All this was half a century ago. Since then, new knowledge and new ways of getting it have shown that Erichsen taught mostly error; and his monograph, once so opportune and never to be stripped of the glory of the pioneer, is nothing now but a historical document. It was a costly book for railway companies. The cases it described were serious and "railway spine" brought large verdicts. It was not until 1882 that its teachings were seriously questioned. Then Page, surgeon for the London and Northwestern Railway, took a hand. In vigorous language, he presented new facts as seen by the railway surgeon. He brought forward the after histories of over two hundred cases of railway injuries and showed, contrary to Erichsen's teachings, that a large proportion of them recovered. He wrote with candor, but being a corporation servant, could not escape the charge of bias.

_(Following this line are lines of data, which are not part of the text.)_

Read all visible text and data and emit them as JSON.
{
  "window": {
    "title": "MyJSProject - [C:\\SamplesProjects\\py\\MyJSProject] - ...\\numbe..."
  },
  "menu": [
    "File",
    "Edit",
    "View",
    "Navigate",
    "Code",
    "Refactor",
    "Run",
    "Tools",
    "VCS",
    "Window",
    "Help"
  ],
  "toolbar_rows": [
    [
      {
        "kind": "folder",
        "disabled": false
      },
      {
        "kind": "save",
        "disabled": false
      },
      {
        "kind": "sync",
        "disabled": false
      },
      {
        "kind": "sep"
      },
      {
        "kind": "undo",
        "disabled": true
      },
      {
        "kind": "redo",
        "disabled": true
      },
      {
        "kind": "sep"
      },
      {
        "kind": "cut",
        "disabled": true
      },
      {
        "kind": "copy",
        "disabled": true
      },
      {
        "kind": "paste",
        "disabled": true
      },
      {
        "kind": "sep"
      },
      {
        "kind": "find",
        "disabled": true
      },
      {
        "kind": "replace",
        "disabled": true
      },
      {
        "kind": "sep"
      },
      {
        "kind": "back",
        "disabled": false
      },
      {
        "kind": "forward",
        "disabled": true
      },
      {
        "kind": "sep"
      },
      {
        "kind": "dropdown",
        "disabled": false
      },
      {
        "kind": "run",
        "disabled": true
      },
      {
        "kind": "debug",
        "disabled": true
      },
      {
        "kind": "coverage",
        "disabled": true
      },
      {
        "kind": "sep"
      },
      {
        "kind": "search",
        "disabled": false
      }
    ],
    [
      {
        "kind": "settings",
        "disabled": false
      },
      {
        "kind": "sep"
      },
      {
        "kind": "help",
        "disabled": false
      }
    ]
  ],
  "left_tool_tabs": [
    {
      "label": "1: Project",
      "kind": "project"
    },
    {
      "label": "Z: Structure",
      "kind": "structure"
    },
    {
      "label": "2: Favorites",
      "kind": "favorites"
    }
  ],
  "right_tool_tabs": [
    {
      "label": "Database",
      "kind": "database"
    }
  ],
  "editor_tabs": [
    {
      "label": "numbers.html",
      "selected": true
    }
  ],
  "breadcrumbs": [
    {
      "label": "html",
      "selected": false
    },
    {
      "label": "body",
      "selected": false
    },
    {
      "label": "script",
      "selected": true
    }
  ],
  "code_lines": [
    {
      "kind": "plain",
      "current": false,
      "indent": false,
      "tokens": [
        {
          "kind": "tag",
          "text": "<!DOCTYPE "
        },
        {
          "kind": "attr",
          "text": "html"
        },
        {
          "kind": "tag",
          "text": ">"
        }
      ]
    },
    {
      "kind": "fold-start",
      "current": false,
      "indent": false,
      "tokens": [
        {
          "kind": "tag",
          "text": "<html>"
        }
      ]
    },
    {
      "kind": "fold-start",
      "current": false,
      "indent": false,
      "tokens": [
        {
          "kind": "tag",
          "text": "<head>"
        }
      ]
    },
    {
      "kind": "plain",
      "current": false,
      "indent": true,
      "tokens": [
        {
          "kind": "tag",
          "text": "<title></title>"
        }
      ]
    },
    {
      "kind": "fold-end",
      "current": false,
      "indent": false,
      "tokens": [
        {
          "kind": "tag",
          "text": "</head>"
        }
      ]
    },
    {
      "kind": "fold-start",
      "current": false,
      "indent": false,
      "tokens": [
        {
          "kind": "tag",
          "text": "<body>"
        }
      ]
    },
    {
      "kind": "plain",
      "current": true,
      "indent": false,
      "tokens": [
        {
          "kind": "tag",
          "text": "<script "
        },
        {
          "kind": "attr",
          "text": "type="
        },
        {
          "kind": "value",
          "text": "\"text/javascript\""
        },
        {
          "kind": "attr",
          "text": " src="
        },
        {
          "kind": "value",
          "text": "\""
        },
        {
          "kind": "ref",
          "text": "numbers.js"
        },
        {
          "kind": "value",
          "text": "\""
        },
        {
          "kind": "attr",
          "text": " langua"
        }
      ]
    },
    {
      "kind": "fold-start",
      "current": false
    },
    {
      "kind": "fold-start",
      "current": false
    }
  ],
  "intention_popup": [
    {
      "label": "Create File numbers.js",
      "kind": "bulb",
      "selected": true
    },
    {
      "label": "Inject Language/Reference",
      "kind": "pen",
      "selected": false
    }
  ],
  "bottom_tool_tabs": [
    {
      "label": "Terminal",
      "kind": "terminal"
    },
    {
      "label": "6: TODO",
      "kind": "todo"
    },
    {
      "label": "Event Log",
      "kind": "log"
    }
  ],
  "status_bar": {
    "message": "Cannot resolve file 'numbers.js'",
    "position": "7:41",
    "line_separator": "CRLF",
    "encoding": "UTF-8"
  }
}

But Charcot was not biased, and when, in his studies of hysteria, he began to demonstrate the mental origin of many physical symptoms, the subject received its true illumination. Thoughtful physicians could no longer fail to realize that railway injuries are not essentially different from any others; that the mutilations are such as surgeons see resulting from a variety of causes, and that the nervous symptoms which so often